After years of whispers, direct statements and white papers 2023 should be the year it happens. What? A merger between Dish Network and DirecTV. Both services launched in the shadow of the cable business as an alternative, and in some cases where cable lines were not accessible, a necessity. When DirecTV launched the NFL Sunday Ticket in the face of cable dominance it shook up the sports world and changed the way people could approach national and regional sports broadcasts. Dish Network sans the football package also worked to offer competitive rates on the big bundle. And at the time it was seen as a different kind of product. As the landscape of TV has changed the satellite TV industry which at this point really is just Dish and DirecTV are just seen with cable as “Pay TV”/Cable. In a sort of repeat of history, both Dish and DirecTV were also early pioneers in the Virtual MVPD world, which is the industry’s way of describing the cable replacement packages like Sling TV, DirecTV Stream, Hulu with live TV, and others.
Dish was first on the scene with Sling TV in February 2015 while DirecTV parent company AT&T followed Dish (and Sony whose own service PlayStation Vue was later shuttered) in November 2016. The move seemed to be both a leap into a new market and a measure to offer a replacement (for their by-then-aging) satellite networks. The two coexisted with cable providers for years but an overall drop in subscribers within the pay-TV industry and a notable 11% decline yearly in the satellite market alone points to the need for action by one company or the other. And DirecTV looks like the one more likely to get scooped up. For one, the company is privately held. So there are no shareholders to deal with as far as merger agreements. And on top of that, the company has been in cost-cutting mode recently laying off roughly 10% of its upper ranks just this week. It would be presumptuous at this point to say if it is ever going to happen it would be now but chances seem stronger now than ever.
As far back as August 2021, Dish Network Chairman Charlie Ergen repeatedly stated that a DirecTV-Dish merger—whether it’s this year or in 10 years—is “inevitable.” He reiterated that stance earlier this month, saying a merger is more of a “timing issue” than anything else. later in early 2022 Lightshed analyst Rich Greenfield told Fierce Media “We believe the regulatory risks today are not high given the state of the Pay TV market. Frankly, if [Dish Network Chairman Charlie] Ergen can’t get it announced this year, it might never happen,” He further mentioned that DTV could suffer more losses if (as happened) the company lost NFL Sunday Ticket.

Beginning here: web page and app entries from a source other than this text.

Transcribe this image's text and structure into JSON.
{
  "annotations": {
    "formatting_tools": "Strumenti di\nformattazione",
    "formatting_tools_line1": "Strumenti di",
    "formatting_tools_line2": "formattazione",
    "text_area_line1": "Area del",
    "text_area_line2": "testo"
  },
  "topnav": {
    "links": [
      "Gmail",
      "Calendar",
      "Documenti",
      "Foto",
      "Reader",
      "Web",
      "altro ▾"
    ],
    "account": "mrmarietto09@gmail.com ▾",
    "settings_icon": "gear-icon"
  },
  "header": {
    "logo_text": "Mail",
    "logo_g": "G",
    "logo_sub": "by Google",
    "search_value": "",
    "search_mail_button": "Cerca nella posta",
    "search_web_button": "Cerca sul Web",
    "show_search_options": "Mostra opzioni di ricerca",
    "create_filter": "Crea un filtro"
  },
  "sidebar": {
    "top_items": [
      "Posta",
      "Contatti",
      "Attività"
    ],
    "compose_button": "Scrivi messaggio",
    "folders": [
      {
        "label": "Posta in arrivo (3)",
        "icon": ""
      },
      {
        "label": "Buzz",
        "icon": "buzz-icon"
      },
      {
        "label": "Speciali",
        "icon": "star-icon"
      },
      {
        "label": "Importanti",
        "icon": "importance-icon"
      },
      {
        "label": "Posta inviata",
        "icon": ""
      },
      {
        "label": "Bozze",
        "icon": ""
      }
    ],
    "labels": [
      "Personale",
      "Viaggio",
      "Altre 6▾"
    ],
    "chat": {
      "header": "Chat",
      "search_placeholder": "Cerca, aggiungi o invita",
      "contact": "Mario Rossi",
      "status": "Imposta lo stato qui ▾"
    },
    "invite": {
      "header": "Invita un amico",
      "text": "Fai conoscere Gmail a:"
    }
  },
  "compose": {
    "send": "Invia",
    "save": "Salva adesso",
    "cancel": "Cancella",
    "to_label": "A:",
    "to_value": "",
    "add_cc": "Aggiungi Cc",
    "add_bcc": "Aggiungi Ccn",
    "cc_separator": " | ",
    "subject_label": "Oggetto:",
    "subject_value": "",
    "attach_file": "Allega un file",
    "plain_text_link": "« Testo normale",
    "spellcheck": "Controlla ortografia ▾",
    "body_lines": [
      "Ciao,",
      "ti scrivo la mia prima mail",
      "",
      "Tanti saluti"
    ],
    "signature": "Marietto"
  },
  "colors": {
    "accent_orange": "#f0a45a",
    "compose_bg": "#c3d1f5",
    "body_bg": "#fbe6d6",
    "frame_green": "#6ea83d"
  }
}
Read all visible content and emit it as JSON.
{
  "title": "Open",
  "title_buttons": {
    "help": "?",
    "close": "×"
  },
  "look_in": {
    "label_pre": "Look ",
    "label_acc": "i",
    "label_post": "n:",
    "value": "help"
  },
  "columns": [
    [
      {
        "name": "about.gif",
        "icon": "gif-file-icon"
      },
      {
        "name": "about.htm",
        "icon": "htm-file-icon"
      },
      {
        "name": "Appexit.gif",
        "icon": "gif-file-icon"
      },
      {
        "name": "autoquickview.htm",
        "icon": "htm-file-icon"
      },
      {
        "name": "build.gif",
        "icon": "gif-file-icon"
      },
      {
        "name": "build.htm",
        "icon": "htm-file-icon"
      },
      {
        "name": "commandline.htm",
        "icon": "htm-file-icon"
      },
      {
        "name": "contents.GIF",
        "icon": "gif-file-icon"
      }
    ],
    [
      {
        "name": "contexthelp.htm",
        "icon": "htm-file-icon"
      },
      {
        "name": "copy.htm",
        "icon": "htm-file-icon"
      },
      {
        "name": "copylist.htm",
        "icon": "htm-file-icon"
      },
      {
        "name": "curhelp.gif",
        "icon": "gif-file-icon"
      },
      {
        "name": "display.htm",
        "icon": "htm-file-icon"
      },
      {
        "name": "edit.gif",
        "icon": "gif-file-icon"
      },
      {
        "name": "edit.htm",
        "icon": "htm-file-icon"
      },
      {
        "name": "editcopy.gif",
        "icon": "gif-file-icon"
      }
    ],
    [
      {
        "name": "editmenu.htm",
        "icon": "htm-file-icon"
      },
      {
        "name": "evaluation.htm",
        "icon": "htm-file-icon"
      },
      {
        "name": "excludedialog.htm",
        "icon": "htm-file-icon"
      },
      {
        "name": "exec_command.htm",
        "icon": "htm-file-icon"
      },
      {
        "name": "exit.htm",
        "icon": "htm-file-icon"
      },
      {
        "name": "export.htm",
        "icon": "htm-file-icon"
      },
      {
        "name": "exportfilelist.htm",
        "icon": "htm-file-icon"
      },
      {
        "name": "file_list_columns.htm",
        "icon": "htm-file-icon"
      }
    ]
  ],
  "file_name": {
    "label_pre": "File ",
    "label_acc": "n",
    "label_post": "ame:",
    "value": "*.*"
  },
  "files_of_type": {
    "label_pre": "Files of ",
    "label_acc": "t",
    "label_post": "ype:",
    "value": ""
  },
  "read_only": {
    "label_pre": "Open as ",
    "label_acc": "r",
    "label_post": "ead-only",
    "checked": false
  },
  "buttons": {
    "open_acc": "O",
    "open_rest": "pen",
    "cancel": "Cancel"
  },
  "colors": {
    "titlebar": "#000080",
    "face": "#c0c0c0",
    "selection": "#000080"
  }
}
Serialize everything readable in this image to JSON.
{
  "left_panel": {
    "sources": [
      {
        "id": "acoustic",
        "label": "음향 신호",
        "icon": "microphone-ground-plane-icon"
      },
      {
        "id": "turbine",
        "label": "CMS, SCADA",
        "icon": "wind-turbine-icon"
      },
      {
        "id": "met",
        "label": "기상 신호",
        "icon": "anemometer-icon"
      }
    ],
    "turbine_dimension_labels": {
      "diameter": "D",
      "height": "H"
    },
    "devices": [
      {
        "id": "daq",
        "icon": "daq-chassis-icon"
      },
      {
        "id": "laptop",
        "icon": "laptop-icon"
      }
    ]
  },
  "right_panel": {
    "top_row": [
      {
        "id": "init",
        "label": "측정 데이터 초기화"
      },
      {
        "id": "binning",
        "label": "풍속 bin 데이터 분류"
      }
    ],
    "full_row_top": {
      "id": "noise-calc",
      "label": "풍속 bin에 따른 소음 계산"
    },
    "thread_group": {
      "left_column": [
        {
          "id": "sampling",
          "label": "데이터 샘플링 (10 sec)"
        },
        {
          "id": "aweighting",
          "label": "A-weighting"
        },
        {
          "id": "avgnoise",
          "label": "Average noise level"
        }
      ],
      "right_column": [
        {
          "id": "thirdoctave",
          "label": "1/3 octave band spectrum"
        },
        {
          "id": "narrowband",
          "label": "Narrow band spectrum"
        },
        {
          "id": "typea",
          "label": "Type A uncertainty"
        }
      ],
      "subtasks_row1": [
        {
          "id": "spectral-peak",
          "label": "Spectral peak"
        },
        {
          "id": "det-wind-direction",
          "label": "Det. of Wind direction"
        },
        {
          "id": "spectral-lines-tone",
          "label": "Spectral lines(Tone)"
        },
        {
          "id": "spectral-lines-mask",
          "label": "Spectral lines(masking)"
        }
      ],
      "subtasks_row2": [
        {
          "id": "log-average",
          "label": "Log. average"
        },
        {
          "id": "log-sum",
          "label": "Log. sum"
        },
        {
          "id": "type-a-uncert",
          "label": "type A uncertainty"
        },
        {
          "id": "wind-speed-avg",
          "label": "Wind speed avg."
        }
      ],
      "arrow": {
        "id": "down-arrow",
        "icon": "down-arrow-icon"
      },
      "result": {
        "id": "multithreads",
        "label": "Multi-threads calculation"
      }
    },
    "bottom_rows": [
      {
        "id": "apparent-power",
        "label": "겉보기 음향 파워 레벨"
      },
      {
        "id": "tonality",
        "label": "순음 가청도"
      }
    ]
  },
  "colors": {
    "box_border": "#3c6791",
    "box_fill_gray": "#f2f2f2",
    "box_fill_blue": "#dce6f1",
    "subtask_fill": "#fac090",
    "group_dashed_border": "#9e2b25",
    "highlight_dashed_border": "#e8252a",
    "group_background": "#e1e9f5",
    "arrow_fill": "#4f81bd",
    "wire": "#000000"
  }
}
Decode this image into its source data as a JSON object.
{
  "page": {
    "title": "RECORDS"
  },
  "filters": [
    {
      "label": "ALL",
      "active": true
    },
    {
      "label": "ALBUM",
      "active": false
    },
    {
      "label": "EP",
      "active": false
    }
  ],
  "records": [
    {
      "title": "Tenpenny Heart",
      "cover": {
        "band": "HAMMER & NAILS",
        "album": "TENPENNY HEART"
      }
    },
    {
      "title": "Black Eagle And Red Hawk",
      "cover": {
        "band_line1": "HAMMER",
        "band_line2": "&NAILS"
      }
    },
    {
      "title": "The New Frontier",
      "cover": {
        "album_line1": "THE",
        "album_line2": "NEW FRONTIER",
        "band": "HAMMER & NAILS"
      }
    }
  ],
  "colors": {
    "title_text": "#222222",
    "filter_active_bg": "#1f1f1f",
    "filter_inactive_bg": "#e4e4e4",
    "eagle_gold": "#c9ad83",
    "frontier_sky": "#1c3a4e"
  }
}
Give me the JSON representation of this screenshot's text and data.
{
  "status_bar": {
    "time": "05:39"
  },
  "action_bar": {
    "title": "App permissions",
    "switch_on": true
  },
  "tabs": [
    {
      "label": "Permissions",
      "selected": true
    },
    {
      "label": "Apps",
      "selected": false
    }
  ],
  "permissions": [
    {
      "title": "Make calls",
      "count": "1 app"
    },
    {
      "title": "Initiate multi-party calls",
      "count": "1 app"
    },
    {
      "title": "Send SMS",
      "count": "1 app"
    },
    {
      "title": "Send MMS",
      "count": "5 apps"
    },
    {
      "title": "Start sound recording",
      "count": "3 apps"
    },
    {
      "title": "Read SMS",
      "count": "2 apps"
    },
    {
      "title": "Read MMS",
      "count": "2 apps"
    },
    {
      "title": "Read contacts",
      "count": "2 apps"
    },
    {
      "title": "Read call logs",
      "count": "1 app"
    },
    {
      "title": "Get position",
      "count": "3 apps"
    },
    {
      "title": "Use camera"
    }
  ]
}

In the third quarter of 2022, Dish Network had 7.6 million pay-TV subscribers including 2.41 million Sling TV subscribers. DirecTV and AT&T’s entire former TV operation counts around 13 million subscribers. These include the satellite business, its streaming product, (now called DirecTV Stream), and the few remaining U-Verse customers. This means that if a merger takes place the new company would have over 20 million customers. How profitable the satellite side of the business would be is debatable. We believe that Dish would work to convert customers instead to Sling TV and create a behemoth service that would dwarf all of the rest of the VMVPDs combined. Whether they could hold on to all of those customers is another thing. A key point may be the ability to offer local broadcast channels through a new combined service. Dish Network through Sling offered a less expensive streaming package than most competitors partially by eschewing broadcast fees and encouraging customers to use antennas to receive over-the-air signals.
Is DirecTV in a cost-cutting mode in order to prepare for a sale? Can Sling TV become the largest streaming provider in the industry? If Dish were to make the move, would it then push for satellite rights to the NFL? If the company makes an aggressive move it could really shake up the industry. We will be keeping a close eye on this going forward.